WHAT TO WORK ON: The job is to find each line of the records below that includes the word "size" and copy it.
== Segment start ==
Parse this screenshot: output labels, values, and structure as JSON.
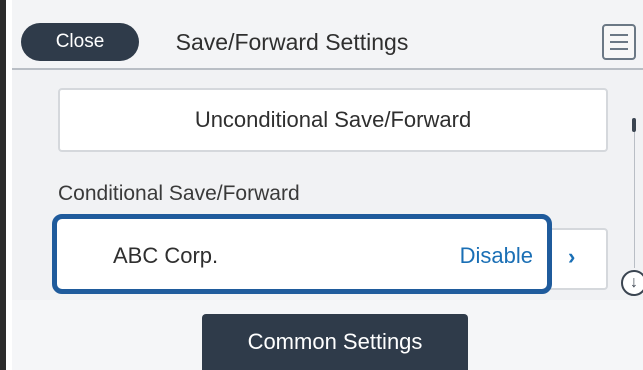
{
  "header": {
    "close_label": "Close",
    "title": "Save/Forward Settings",
    "menu_icon": "menu-list-icon"
  },
  "main": {
    "unconditional_label": "Unconditional Save/Forward",
    "conditional_section_label": "Conditional Save/Forward",
    "entries": [
      {
        "name": "ABC Corp.",
        "status": "Disable"
      }
    ],
    "accent_color": "#1a6fb5",
    "selection_color": "#1f5b9c"
  },
  "footer": {
    "common_settings_label": "Common Settings"
  }
}
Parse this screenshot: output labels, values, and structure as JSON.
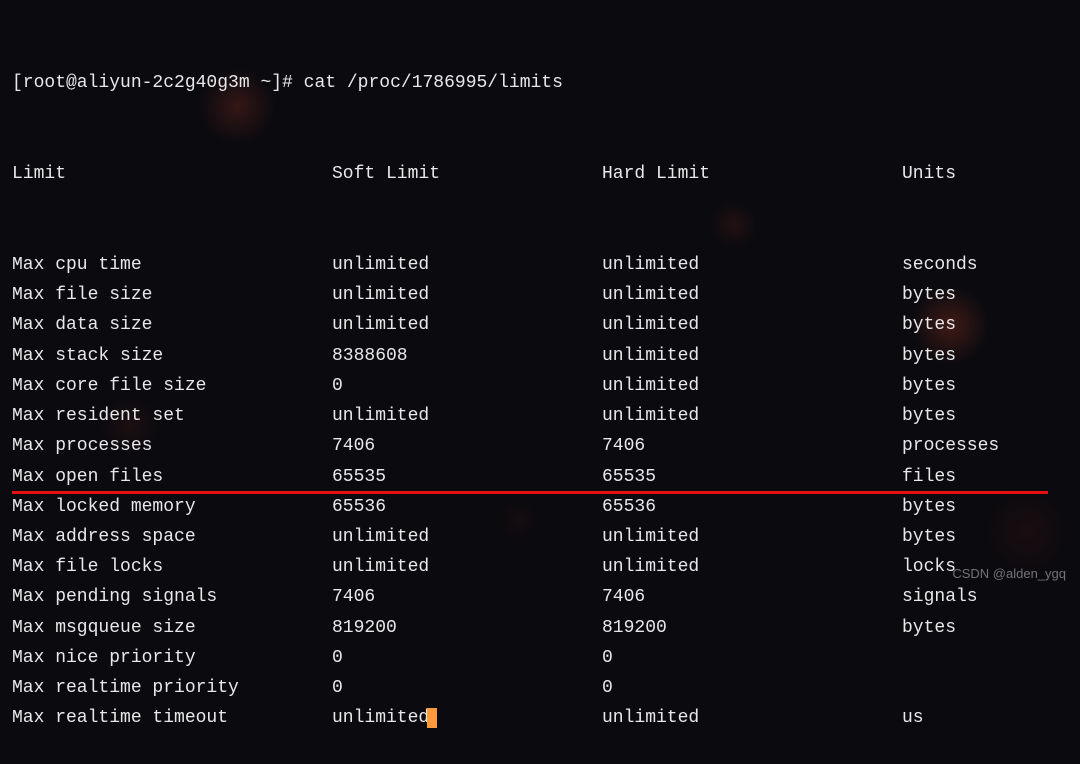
{
  "prompt": {
    "user_host": "[root@aliyun-2c2g40g3m ~]#",
    "command": "cat /proc/1786995/limits"
  },
  "headers": {
    "limit": "Limit",
    "soft": "Soft Limit",
    "hard": "Hard Limit",
    "units": "Units"
  },
  "rows": [
    {
      "limit": "Max cpu time",
      "soft": "unlimited",
      "hard": "unlimited",
      "units": "seconds"
    },
    {
      "limit": "Max file size",
      "soft": "unlimited",
      "hard": "unlimited",
      "units": "bytes"
    },
    {
      "limit": "Max data size",
      "soft": "unlimited",
      "hard": "unlimited",
      "units": "bytes"
    },
    {
      "limit": "Max stack size",
      "soft": "8388608",
      "hard": "unlimited",
      "units": "bytes"
    },
    {
      "limit": "Max core file size",
      "soft": "0",
      "hard": "unlimited",
      "units": "bytes"
    },
    {
      "limit": "Max resident set",
      "soft": "unlimited",
      "hard": "unlimited",
      "units": "bytes"
    },
    {
      "limit": "Max processes",
      "soft": "7406",
      "hard": "7406",
      "units": "processes"
    },
    {
      "limit": "Max open files",
      "soft": "65535",
      "hard": "65535",
      "units": "files",
      "hl": true
    },
    {
      "limit": "Max locked memory",
      "soft": "65536",
      "hard": "65536",
      "units": "bytes"
    },
    {
      "limit": "Max address space",
      "soft": "unlimited",
      "hard": "unlimited",
      "units": "bytes"
    },
    {
      "limit": "Max file locks",
      "soft": "unlimited",
      "hard": "unlimited",
      "units": "locks"
    },
    {
      "limit": "Max pending signals",
      "soft": "7406",
      "hard": "7406",
      "units": "signals"
    },
    {
      "limit": "Max msgqueue size",
      "soft": "819200",
      "hard": "819200",
      "units": "bytes"
    },
    {
      "limit": "Max nice priority",
      "soft": "0",
      "hard": "0",
      "units": ""
    },
    {
      "limit": "Max realtime priority",
      "soft": "0",
      "hard": "0",
      "units": ""
    },
    {
      "limit": "Max realtime timeout",
      "soft": "unlimited",
      "hard": "unlimited",
      "units": "us"
    }
  ],
  "last_row_has_cursor_after_soft": true,
  "watermark": "CSDN @alden_ygq"
}
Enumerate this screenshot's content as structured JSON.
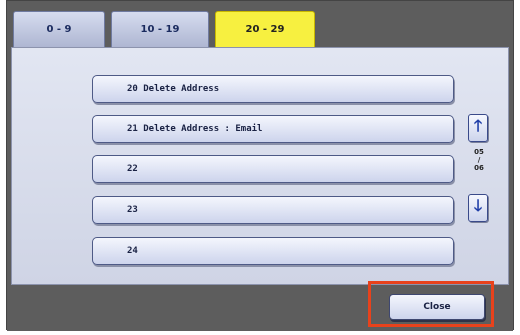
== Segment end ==
WRITTEN RESPONSE:
      "limit": "Max file size",
      "limit": "Max data size",
      "limit": "Max stack size",
      "limit": "Max core file size",
      "limit": "Max msgqueue size",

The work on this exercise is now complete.